Each line of the records needs to be written out exactly, with any image left out.

Records provided START

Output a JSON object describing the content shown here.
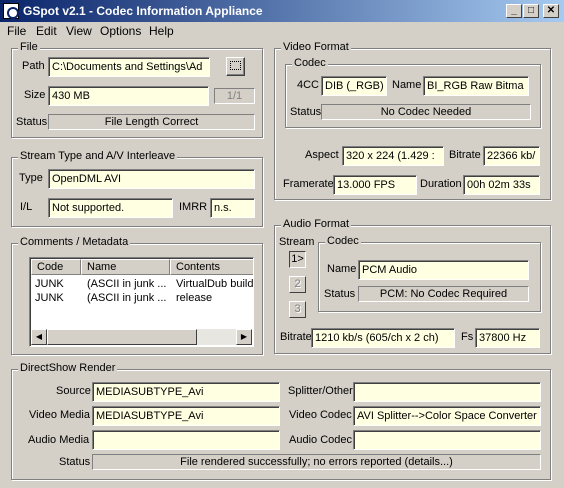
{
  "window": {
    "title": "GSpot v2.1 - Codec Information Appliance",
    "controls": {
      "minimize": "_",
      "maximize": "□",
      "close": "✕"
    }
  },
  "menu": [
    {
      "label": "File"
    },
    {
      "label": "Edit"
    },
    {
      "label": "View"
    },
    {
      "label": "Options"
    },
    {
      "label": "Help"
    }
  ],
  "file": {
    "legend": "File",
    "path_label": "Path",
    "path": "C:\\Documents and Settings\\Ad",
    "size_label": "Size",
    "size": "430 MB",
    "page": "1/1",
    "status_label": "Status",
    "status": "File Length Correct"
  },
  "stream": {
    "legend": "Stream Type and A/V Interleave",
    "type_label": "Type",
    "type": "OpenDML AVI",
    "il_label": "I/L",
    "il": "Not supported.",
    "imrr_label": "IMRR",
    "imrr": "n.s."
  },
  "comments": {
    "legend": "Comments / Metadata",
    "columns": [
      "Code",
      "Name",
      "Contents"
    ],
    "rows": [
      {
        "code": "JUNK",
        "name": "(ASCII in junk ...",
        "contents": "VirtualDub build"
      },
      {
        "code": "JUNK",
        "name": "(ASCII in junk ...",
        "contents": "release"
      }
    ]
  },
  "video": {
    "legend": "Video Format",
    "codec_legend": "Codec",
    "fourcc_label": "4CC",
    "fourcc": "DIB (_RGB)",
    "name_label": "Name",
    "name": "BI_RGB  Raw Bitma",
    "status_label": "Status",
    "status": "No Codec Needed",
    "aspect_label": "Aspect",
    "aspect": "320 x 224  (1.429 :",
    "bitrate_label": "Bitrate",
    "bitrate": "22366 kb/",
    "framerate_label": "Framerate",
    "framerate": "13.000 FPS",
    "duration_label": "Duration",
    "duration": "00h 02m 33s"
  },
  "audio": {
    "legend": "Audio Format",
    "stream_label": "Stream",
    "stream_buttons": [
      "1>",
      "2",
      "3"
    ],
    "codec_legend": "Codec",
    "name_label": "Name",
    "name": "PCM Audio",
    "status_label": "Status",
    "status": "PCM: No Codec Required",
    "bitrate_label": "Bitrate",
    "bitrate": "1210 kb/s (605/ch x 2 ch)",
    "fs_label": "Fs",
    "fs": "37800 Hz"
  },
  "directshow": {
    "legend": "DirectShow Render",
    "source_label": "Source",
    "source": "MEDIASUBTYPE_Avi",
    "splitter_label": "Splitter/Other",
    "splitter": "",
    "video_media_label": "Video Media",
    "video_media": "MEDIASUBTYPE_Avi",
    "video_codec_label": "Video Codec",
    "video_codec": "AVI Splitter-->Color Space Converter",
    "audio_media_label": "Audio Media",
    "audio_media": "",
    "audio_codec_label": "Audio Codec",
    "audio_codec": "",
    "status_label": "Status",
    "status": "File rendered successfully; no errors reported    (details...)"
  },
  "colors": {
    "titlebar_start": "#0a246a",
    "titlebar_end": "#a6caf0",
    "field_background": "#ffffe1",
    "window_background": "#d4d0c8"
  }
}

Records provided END

* [Exercise result]
Output a JSON object describing the content shown here.
{
  "window": {
    "title": "GSpot v2.1 - Codec Information Appliance",
    "controls": {
      "minimize": "_",
      "maximize": "□",
      "close": "✕"
    }
  },
  "menu": [
    {
      "label": "File"
    },
    {
      "label": "Edit"
    },
    {
      "label": "View"
    },
    {
      "label": "Options"
    },
    {
      "label": "Help"
    }
  ],
  "file": {
    "legend": "File",
    "path_label": "Path",
    "path": "C:\\Documents and Settings\\Ad",
    "size_label": "Size",
    "size": "430 MB",
    "page": "1/1",
    "status_label": "Status",
    "status": "File Length Correct"
  },
  "stream": {
    "legend": "Stream Type and A/V Interleave",
    "type_label": "Type",
    "type": "OpenDML AVI",
    "il_label": "I/L",
    "il": "Not supported.",
    "imrr_label": "IMRR",
    "imrr": "n.s."
  },
  "comments": {
    "legend": "Comments / Metadata",
    "columns": [
      "Code",
      "Name",
      "Contents"
    ],
    "rows": [
      {
        "code": "JUNK",
        "name": "(ASCII in junk ...",
        "contents": "VirtualDub build"
      },
      {
        "code": "JUNK",
        "name": "(ASCII in junk ...",
        "contents": "release"
      }
    ]
  },
  "video": {
    "legend": "Video Format",
    "codec_legend": "Codec",
    "fourcc_label": "4CC",
    "fourcc": "DIB (_RGB)",
    "name_label": "Name",
    "name": "BI_RGB  Raw Bitma",
    "status_label": "Status",
    "status": "No Codec Needed",
    "aspect_label": "Aspect",
    "aspect": "320 x 224  (1.429 :",
    "bitrate_label": "Bitrate",
    "bitrate": "22366 kb/",
    "framerate_label": "Framerate",
    "framerate": "13.000 FPS",
    "duration_label": "Duration",
    "duration": "00h 02m 33s"
  },
  "audio": {
    "legend": "Audio Format",
    "stream_label": "Stream",
    "stream_buttons": [
      "1>",
      "2",
      "3"
    ],
    "codec_legend": "Codec",
    "name_label": "Name",
    "name": "PCM Audio",
    "status_label": "Status",
    "status": "PCM: No Codec Required",
    "bitrate_label": "Bitrate",
    "bitrate": "1210 kb/s (605/ch x 2 ch)",
    "fs_label": "Fs",
    "fs": "37800 Hz"
  },
  "directshow": {
    "legend": "DirectShow Render",
    "source_label": "Source",
    "source": "MEDIASUBTYPE_Avi",
    "splitter_label": "Splitter/Other",
    "splitter": "",
    "video_media_label": "Video Media",
    "video_media": "MEDIASUBTYPE_Avi",
    "video_codec_label": "Video Codec",
    "video_codec": "AVI Splitter-->Color Space Converter",
    "audio_media_label": "Audio Media",
    "audio_media": "",
    "audio_codec_label": "Audio Codec",
    "audio_codec": "",
    "status_label": "Status",
    "status": "File rendered successfully; no errors reported    (details...)"
  },
  "colors": {
    "titlebar_start": "#0a246a",
    "titlebar_end": "#a6caf0",
    "field_background": "#ffffe1",
    "window_background": "#d4d0c8"
  }
}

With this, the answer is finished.